Okay, time to update...
So I've been home about (pause as I look at the calendar) 2 weeks now. It's been crazy. My first Sunday home, I picked up a friend from the airport who came to visit me. Why is this new? She came all the way from Russia to see me! Well, that's somewhat of an exaggeration as Rimma, my friend, was actually in Washington, D.C. for an international law competition. Her Russian team placed 9th out of 200 countries. Ha, and we make fun of the Russians.
It was actually a small miracle that we got together. We got to be close friends in high school; she was a foreign exchange student living with a really good friend of mine. Our family shared Christmas with her because her host family had other plans (weird, I know). Our friendship has been a miracle. Well, I've known about her trip for a few months and she asked me to meet her halfway to D.C. That was a no-can-do thing because it would be either a plane ticket or a down payment on a car. I know, I know, sounds a bit selfish of me, right? Well, luckily, she's already a lawyer and could afford the $300 plane ticket to Rapid City, South Dakota.
We had a blast! We ran up and down the Black Hills, stopping at the tourist traps such as Deadwood and Lead (mining and gambling communities) and of course we couldn't leave out Mt. Rushmore. We saw the Herbie car in Deadwood's Hollywood Hotel. We cozied up to Wild Bill Hickok and mourned his premature death during a game of cards. We goggled at the largest gold mine in the world (according to the visitors' center informational video). We explored the Journey Museum, tried on cowboy hats and mounted horse saddles.
Rimma's biggest amazement was the fact that the snow scattered across parts of the Rapid City area didn't melt. However, chocolate candy and crayons melted, but not the snow (granted, the candy and crayons were in the car...). She loved seeing our guinea pigs, Mixie and Tedi, and took in the wonder of our ever-present Native American culture here in South Dakota. What I love about Rimma is her child-like wonder at the simple things. We also enjoyed as a family good discussions on politics and economics and religion.
My favorite part about the trip consists of two things: one was when we attended the baptism of a little Chinese lady. It was a wonderful, powerful experience. The other was after institute when the sister missionaries handed her a Russian Book of Mormon. Of course she can read English very well, but how many of us can understand Isaiah in our native tongue of English? So I hope that with the things we talked about and the things she felt, something will happen in the future.
Well, things quieted down after Rimma left. Actually, things stayed pretty noisy (you would know if you knew my family and my crazy sisters! Okay, I'm crazy too!), but we've all been involved in our different activities. I've been working for the nicest lady in the world, Ramona Policky, who has me doing odds and ends for her until my internship starts May 6. Oh, did I mention that my best friend, Sierra, works with me too? We both agree that we have the best job ever.

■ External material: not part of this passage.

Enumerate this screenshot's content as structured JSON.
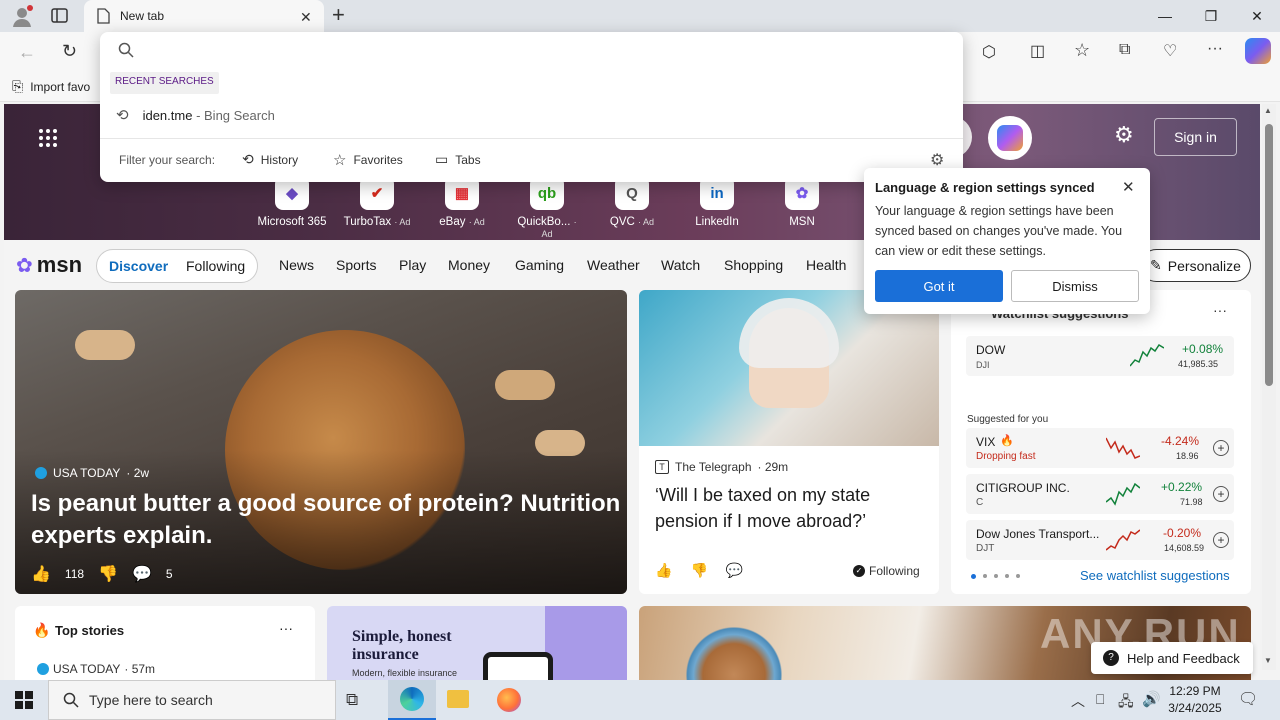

Speaking of my internship, my "boss" (I think that's who it is) told me that instead of doing copy editing and layout/page design like we originally planned, I would be a reporter for the first month, working Tuesday through Saturday. I was a little disappointed; I really liked the first idea. But this is where I can overcome challenges thrown at me. I've been looking for story opportunities, and doing so has me pretty much scared out of my mind. But I can handle it. I've done worse, I'm sure.
I had an interesting experience last night: as a favor to my dad, I spoke with about 20 young men at their mid-week church activity. The subject was career exploration and planning for college. Trust me, it was interesting. Not the PowerPoint (those are never interesting, I wish I had made it up though. Except the laptop we were using screwed up the visuals...). The young men had some interesting comments — I think someone mentioned he wanted to be a ballerina, another said a professional hobo. But for the most part, they were basically attentive; I tried spicing things up by showing them a couple of videos that my roommates and I had done to show them college isn't completely a waste of time (ha, ha). I had never really done any sort of speaking/presentation with high school aged guys in a long time, so I think it was dry, and lacked punch. If I have another chance, I have been well prepared (and warned).
Well, this summer should prove exciting. Heck, if you're in a single's branch, only Spanish soap operas have more drama than that!
Stay tuned for more (and frequent) updates!